Any app that compromises these requirements will be abandoned, and other, more stealthy apps will steal market share overnight. Like their American and European counterparts, British conservatives have never fully understood the Internet or this side of the market.
Interestingly, however, the call for censors is moving beyond Britain’s Conservative Party and is increasingly spreading through parliament. The opposition Labor Party even called for a crackdown on virtual private networks (VPNs) in December, a deeply frivolous proposal that would be profoundly chaotic to even attempt.
A lot of remote work is only possible with VPNs, and those who are security conscious usually use them to stay away from the very online harm that the government is trying to regulate.
Meanwhile, many MPs also want to make it illegal to send nasty messages online. When my former MP David Eames was murdered in 2021 – with a knife, not a tweet – MP Marc Francois used the heated parliamentary debate to call for a “Law of David” that would punish certain types of online behaviour, making it. unable to install anonymously — something that would testify to the government’s staggering over-problem.

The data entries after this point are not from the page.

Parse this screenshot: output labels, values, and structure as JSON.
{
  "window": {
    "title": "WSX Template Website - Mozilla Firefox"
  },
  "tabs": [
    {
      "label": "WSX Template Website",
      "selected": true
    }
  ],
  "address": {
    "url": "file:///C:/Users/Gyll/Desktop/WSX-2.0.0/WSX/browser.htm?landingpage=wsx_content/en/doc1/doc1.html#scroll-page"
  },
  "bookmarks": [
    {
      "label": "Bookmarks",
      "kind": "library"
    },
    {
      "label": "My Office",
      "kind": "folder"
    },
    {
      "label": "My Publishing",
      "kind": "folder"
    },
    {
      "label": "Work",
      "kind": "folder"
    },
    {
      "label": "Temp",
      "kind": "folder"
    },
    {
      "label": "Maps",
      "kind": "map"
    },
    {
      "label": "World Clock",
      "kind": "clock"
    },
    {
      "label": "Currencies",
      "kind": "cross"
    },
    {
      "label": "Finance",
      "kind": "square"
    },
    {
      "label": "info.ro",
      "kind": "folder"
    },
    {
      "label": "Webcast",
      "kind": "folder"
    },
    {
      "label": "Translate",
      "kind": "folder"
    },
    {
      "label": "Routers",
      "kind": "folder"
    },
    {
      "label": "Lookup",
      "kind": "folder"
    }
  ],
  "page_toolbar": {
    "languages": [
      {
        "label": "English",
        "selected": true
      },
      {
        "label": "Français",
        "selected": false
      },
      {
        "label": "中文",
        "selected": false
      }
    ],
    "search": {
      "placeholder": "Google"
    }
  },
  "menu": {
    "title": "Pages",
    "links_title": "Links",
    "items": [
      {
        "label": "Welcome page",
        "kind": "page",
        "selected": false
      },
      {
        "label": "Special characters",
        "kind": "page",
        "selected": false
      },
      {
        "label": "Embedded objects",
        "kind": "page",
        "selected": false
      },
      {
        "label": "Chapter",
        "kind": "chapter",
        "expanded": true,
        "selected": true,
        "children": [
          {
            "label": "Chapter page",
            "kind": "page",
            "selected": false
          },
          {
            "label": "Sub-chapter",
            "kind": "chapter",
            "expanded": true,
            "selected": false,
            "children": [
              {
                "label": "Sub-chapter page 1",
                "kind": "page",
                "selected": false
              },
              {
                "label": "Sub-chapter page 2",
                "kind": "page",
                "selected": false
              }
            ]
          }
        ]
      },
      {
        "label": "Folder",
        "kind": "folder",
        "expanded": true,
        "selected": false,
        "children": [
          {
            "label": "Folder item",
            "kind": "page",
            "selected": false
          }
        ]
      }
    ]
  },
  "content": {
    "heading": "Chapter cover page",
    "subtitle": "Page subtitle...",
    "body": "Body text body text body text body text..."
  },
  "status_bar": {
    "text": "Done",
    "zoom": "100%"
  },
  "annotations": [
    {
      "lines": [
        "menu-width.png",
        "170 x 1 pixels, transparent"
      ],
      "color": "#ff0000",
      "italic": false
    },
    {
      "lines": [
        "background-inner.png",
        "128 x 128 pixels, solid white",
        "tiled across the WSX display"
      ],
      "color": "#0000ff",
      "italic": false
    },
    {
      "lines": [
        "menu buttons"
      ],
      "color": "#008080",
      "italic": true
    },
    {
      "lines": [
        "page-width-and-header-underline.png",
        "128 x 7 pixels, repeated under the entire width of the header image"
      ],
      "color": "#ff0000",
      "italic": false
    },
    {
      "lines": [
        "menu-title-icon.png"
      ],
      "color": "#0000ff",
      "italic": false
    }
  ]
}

Compared to other democracies, Britain’s laws are already subject to unique censorship. Individuals are routinely fined or sent to jail for dangerous texts and snarky tweets under the Communications Act and the Public Order Act. And if they get out, even messages sent using encryption can land people in jail for causing “gross offence.”
In Scotland, for example, internet users are now subject to a new hate crime law that could send them to prison for “inciting hatred,” a term without an adequate definition that could prove too powerful in the hands of overzealous prosecutors.
But beyond jailing individuals for off-color communications, the UK government fundamentally wants the ability to censor online platforms, while criticizing authoritarian regimes for doing the same. An individual can already be jailed for expressing bad thoughts, but the government, along with much of the opposition, now wants to deny it the possibility and space in the first place.
This is the basic assumption behind the proposed bill. That the internet needs to be made safer by users and the state should be understood and approached with measured caution.
But life itself is dangerous. risks cannot be avoided. And no regulation can secure the Internet for every user, nor can it protect every user from abuse.
In other areas of life, we are forced to take responsibility for the consequences of our actions; Parents are expected to be responsible for their children. But when the Internet grows too large to directly control, the state and the Conservative Party are stretched into overdrive.
Politicians believe that the public wants censorship, hard and fast and as soon as possible. But while they may be right, the consequences of massive state dominance are never pretty. And we’ll definitely be seeing them soon.